If you’re into sports, you probably know about the biathlon, a combination of cross-country skiing and rifle shooting. But have you heard about the Beer Mile? It’s an upcoming sport that involves both running and chugging beers. In other words: a discipline for true sportsmen. Last week the world record was broken twice in 24 hours, when the Australian Josh Harris set a time of 4.56.02, a few hours before Canadian Lewis Kent clocked 4.55.78. Let’s take a closer look at this exciting young sport and hope the gentlemen of the International Olympic Committee do too. Cause since the biathlon is an Olympic event, the Beer Mile can’t stay behind.
As this is our 500th post on Lords of the Drinks, we wanted to do a special story. And what better than the great legend of Gambrinus, the King of Beer. You might have seen him before, as he is the fine gentleman you see in the LOTD-logo. This mythical figure was known from folklore tales all over Western Europe but, much like King Arthur, his character was probably based on a real man. Over time he became the worldwide patron saint of beer, hops, brewing and drunken fun, having many beers and bars named after him. The most famous mythical story about Gambrinus is when he gives his soul to the devil in exchange for beer and then beats him at his own sneaky game.
If the Historical Drunkards section has taught us anything it must be that many influential people in the past were quite fond of alcoholic beverages. Things weren’t different in 8th century China during the Tang Dynasty. In fact the eight most brilliant minds of this immense country were quite the wine enthousiasts. The alcohol consumption of these scholars inspired the the poet Du Fu (712-770) to write a poem called Eight Immortals of the Wine Cup. In this humoristic piece he pictures his contemporaries as huge drunks. This poem has been used as inspiration for a lot of other (Chinese) art through the ages, mostly music, painting and calligraphy.
We already gave you some tips and tricks to get rid of your hangover. But every country has its own traditional dishes to make the process go faster. We like to give you a taste of the international anti-hangover cuisine. This time we visit a country known for the passion for food: Italy. This dish called spaghetti aglio e olio is not so much used as a hangover cure (although it does work miracles the morning after too) as it is a preventive cure. Italians eat this simple pasta between a drinking session and going to bed. The good thing is that spaghetti aglio e olio is such an easy dish to make, you can even do it when you get home drunk.
An interesting archaeological find in Bulgaria this week gave new life to the discussion when the art of distilling became a thing in Europe.
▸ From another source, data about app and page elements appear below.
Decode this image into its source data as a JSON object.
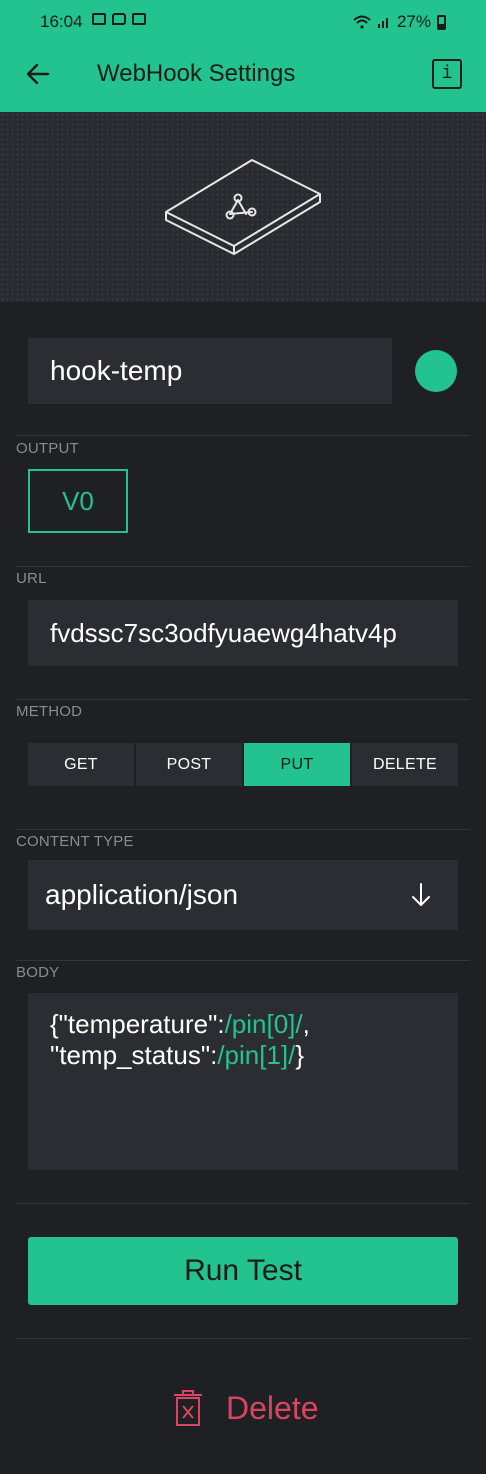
{
  "status_bar": {
    "time": "16:04",
    "battery": "27%",
    "icons": [
      "gallery-icon",
      "message-icon",
      "voicemail-icon",
      "wifi-icon",
      "signal-icon",
      "battery-icon"
    ]
  },
  "app_bar": {
    "title": "WebHook Settings",
    "back_icon": "arrow-left-icon",
    "info_label": "i"
  },
  "colors": {
    "accent": "#22c38e",
    "background": "#1f2024",
    "field": "#2c2d33",
    "danger": "#d9455e"
  },
  "form": {
    "name_value": "hook-temp",
    "output": {
      "label": "OUTPUT",
      "pin": "V0"
    },
    "url": {
      "label": "URL",
      "value": "fvdssc7sc3odfyuaewg4hatv4p"
    },
    "method": {
      "label": "METHOD",
      "options": [
        "GET",
        "POST",
        "PUT",
        "DELETE"
      ],
      "selected": "PUT"
    },
    "content_type": {
      "label": "CONTENT TYPE",
      "value": "application/json"
    },
    "body": {
      "label": "BODY",
      "line1_key": "{\"temperature\":",
      "line1_pin": "/pin[0]/",
      "line1_end": ",",
      "line2_key": "\"temp_status\":",
      "line2_pin": "/pin[1]/",
      "line2_end": "}"
    }
  },
  "actions": {
    "run_test": "Run Test",
    "delete": "Delete"
  }
}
This part of an 11th century distillation vessel is the third piece of hard evidence from Bulgaria that it’s national drink rakia was around a few hundred years before the Western Europeans started distilling, which is believed to be in the 16th century. Most interesting statement in the discussion came from Bozhidar Dimitrov, historian and head of the National History Museum in Sofia, who stated in a press release that ‘Bulgarians are invincible as long as they drink rakia’.
The various popfestivals in the Summer are known for the alcohol related fun and drunken madness. Pinkpop, a festival in the South of Holland is quite a notorious one. Just ask the Irish singer Shane MacGowan, if he remembers that is. This weekend the Dutch singer David Achter de Molen of the band John Coffey pulled quite the stunt at the same festival. As he crowdwalking during his concert, somebody threw a beer at him. With an amazing speed he caught the glass in mid-air and drank it in one sip. Respect!
Ferdinand Magellan (1480-1521) was the first European explorer to ever reach Asia by sailing only westwards. The Portuguese captain also initiated (he didn’t survive the full journey himself) the first full circle around the globe, with that proving without a doubt that the world was completely round. On this amazing expedition the crew on his five ships suffered a lot from starvation and a lack of clean water. However, Magellan made sure that alcohol was never a problem since he spent more money on wine and sherry than his flagship and all the weapons on board.